- [Task instructions] When the string "CAJA" appears in a line of the records, show the whole line.

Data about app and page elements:
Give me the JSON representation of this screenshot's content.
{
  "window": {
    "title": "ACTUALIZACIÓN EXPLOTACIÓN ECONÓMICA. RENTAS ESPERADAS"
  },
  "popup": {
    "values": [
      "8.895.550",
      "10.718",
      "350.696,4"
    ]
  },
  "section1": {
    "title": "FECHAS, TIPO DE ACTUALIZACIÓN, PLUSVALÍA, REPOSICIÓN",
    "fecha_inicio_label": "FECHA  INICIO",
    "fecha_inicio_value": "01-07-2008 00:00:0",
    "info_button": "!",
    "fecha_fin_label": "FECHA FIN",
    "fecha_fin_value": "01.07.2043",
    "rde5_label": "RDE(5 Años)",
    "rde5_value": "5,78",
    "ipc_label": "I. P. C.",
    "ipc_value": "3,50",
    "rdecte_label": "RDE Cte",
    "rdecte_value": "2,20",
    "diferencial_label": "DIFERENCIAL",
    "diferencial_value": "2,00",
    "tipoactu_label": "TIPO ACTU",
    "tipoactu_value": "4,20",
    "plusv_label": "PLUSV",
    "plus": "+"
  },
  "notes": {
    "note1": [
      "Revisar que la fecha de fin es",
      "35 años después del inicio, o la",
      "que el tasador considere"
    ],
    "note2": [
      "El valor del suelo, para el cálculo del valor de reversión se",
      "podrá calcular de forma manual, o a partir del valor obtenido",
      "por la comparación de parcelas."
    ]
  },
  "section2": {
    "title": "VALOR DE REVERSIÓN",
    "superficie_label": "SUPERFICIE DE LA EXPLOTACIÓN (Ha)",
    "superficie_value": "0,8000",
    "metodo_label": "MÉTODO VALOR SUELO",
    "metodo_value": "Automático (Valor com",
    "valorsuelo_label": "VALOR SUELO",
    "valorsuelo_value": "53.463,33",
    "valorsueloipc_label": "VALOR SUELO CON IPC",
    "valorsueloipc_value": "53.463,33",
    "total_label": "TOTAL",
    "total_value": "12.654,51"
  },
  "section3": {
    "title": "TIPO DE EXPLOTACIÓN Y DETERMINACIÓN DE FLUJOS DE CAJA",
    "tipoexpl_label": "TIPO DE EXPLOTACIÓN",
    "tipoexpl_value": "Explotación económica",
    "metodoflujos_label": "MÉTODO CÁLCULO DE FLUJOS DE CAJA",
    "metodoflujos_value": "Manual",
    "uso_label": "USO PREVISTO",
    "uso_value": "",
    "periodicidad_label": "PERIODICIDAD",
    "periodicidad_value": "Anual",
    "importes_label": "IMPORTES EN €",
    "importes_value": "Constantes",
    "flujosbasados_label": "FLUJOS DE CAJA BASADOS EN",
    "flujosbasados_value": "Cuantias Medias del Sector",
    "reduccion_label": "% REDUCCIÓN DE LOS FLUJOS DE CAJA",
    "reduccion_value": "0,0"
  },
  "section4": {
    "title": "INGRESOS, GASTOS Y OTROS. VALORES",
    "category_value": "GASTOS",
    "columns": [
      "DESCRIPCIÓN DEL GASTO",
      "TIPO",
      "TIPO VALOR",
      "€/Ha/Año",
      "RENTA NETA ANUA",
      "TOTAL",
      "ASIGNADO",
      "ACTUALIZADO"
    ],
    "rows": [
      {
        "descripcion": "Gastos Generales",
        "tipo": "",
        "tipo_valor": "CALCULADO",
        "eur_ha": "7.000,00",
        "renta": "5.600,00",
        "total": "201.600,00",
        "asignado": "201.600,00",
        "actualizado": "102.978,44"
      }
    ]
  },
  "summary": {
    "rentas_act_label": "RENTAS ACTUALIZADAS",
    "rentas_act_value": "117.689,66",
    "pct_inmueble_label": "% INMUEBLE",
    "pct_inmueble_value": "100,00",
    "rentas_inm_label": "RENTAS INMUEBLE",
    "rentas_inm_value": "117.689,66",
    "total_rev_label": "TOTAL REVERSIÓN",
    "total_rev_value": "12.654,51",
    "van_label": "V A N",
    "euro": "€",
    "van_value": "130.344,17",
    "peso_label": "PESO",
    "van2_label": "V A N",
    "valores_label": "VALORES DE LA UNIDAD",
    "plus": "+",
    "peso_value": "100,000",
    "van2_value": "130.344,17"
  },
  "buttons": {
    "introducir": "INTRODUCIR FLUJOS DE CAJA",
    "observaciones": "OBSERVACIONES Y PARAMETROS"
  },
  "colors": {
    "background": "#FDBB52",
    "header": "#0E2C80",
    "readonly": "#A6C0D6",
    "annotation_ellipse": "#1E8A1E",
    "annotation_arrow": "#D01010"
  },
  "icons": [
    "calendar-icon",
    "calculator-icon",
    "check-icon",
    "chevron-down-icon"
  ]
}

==

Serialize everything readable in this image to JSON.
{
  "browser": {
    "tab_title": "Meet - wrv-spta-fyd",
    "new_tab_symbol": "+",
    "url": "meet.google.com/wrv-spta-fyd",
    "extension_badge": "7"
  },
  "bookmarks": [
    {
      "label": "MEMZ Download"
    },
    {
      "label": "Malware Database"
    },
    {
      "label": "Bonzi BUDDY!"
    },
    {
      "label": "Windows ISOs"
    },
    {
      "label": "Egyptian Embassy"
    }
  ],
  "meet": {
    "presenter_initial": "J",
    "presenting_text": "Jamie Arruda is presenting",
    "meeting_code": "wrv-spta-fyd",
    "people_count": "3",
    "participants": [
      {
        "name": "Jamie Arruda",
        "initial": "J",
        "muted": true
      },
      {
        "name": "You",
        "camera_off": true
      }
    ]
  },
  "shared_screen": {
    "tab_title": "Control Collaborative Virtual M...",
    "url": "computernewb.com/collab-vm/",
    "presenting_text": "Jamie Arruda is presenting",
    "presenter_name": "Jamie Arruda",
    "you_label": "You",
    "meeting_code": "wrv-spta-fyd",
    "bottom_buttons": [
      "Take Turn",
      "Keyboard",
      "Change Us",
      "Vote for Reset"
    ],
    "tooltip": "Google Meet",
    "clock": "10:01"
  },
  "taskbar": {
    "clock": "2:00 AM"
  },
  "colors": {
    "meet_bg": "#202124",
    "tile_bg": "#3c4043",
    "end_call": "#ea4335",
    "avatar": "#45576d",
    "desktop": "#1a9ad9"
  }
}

- [Answer to this task]
    "title": "TIPO DE EXPLOTACIÓN Y DETERMINACIÓN DE FLUJOS DE CAJA",
    "metodoflujos_label": "MÉTODO CÁLCULO DE FLUJOS DE CAJA",
    "flujosbasados_label": "FLUJOS DE CAJA BASADOS EN",
    "reduccion_label": "% REDUCCIÓN DE LOS FLUJOS DE CAJA",
    "introducir": "INTRODUCIR FLUJOS DE CAJA",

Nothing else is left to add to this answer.